Under Swiss law, a proposed concentration triggers a mandatory pre-merger notification if one of the undertakings concerned has been held to be dominant, irrespective of the statutory turnover thresholds. It was previously unclear whether this criterion had to be met at the time of signing or at the time of closing. The Secretariat of the Swiss Competition Commission has now clarified this question.
Companies in a wide range of industries are facing major challenges due to the COVID-19 crisis. Such challenges include strongly increased or decreased demand, possible supply chain bottlenecks and even supply shortages. Although the situation is exceptional, antitrust rules still apply. The only exceptions are if the government and authorities order measures to combat the COVID-19 crisis that restrict competition.
The Federal Supreme Court recently confirmed that Swisscom had abused its dominant position by charging abusive prices for wholesale broadband services between 2001 and 2007. Swisscom was found to have left its competitors no possibility to gain a sufficient profit margin between the wholesale prices charged by Swisscom and their retail prices (so-called 'margin squeeze'). This was the court's first judgment where it examined a margin squeeze under Swiss competition law.
The Competition Commission (ComCo) recently fined a Swiss manufacturer of skis and other sporting goods Sfr140,000 for vertical price fixing with its dealers. The fine was rather low, as the manufacturer had filed a leniency application and entered into an amicable settlement with ComCo. This settlement decision underscores ComCo's strict approach vis-à-vis hardcore vertical agreements and sheds light on how ComCo views restrictions of selective (online) distribution in Switzerland.

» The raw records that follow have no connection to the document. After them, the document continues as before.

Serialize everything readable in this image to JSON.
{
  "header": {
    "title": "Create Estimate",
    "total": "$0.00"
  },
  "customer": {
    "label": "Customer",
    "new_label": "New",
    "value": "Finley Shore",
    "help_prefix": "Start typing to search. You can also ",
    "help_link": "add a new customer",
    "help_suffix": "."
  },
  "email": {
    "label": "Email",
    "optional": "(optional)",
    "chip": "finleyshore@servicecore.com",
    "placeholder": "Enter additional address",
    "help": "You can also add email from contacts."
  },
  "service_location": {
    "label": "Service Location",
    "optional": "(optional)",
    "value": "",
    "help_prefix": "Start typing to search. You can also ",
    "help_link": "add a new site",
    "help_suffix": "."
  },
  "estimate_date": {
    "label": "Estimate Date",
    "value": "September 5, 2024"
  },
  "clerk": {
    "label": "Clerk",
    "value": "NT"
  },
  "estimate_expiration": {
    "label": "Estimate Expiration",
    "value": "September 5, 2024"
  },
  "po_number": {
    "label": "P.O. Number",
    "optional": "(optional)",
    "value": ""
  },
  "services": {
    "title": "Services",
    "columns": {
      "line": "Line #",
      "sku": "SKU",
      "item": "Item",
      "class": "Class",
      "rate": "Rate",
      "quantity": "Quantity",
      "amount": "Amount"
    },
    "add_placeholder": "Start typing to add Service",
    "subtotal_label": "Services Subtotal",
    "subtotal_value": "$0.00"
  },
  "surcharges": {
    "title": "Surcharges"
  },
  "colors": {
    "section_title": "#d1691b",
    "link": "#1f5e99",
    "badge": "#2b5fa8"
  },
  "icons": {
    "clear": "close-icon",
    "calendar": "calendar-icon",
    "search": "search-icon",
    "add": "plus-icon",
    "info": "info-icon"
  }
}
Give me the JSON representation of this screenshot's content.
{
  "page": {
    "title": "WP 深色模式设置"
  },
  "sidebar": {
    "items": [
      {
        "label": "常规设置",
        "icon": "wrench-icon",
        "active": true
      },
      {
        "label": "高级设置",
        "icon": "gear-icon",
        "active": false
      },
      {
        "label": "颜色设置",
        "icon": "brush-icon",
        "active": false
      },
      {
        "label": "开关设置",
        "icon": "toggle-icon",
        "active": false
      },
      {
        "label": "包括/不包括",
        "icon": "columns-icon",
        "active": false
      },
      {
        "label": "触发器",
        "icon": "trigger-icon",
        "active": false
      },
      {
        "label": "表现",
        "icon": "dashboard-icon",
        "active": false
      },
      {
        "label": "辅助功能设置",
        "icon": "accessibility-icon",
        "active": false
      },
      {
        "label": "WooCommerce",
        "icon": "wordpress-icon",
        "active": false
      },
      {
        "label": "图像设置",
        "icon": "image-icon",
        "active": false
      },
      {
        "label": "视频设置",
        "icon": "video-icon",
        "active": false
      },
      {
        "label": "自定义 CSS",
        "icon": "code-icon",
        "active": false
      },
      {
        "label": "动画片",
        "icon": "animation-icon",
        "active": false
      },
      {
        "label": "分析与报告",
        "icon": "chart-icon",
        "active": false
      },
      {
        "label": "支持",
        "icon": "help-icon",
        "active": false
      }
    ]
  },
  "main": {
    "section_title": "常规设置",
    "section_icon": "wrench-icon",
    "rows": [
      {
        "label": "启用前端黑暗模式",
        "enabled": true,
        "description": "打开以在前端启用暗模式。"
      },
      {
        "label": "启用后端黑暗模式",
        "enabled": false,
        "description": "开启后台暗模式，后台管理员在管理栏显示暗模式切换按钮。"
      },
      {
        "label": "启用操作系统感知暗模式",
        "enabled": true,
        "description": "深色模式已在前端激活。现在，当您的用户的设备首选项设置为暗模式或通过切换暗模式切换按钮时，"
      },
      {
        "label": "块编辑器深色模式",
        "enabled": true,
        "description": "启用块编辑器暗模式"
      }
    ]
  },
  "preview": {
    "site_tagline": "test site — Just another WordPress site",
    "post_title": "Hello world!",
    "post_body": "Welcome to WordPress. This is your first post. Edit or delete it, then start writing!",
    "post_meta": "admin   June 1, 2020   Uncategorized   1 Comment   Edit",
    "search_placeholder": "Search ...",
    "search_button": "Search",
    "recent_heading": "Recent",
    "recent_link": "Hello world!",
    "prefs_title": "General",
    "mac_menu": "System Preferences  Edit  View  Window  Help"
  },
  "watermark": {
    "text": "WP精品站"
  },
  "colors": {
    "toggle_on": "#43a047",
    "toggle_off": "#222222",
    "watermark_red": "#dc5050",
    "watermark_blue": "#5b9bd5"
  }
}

The Federal Supreme Court recently dealt with the question of whether the interest payment obligation in loan agreements can be reversed due to the introduction of negative interest. For the first time the court has held that, unless the parties have agreed otherwise, the obligation to pay interest under a loan agreement cannot be shifted to the lender.
The Federal Supreme Court recently considered – for the first time – whether board members' rights to information, inspection and insight can also be asserted on an appeal basis. The court also commented on the type of procedure applicable in such cases. This decision should be taken into account by board members who lack evidence or knowledge of important or necessary information, particularly if it relates to the organisation of or disputed relationships within the board of directors.
Shareholders of closely held companies often mutually agree on additional contractual rights and duties. However, the company itself cannot be a contract party to a separate shareholders' agreement. Apart from that legal restriction, such shareholders' agreements usually benefit from the contractual freedom of the parties. A recent Federal Court decision confirmed that such agreements may be recharacterised as abusive or contrary to the principle of good faith.
A recent Zug Cantonal Court decision sheds light on the way that Swiss company articles of association must be interpreted under Swiss company law in cases in which they are not only applicable internally among a few shareholders, but also have an effect on third parties. The decision confirms that the observation of merely the letter and not the spirit of company articles by a company board or majority company shareholders in a general meeting can even amount to an abuse of law.
A recent Swiss Federal Court decision clarified the circumstances under which the personal liability of board members or managers of a Swiss company for their business decisions and omissions can be reduced by applying the so-called 'business judgement' rule or, if the related prerequisites are not met in a particular case, based on other grounds.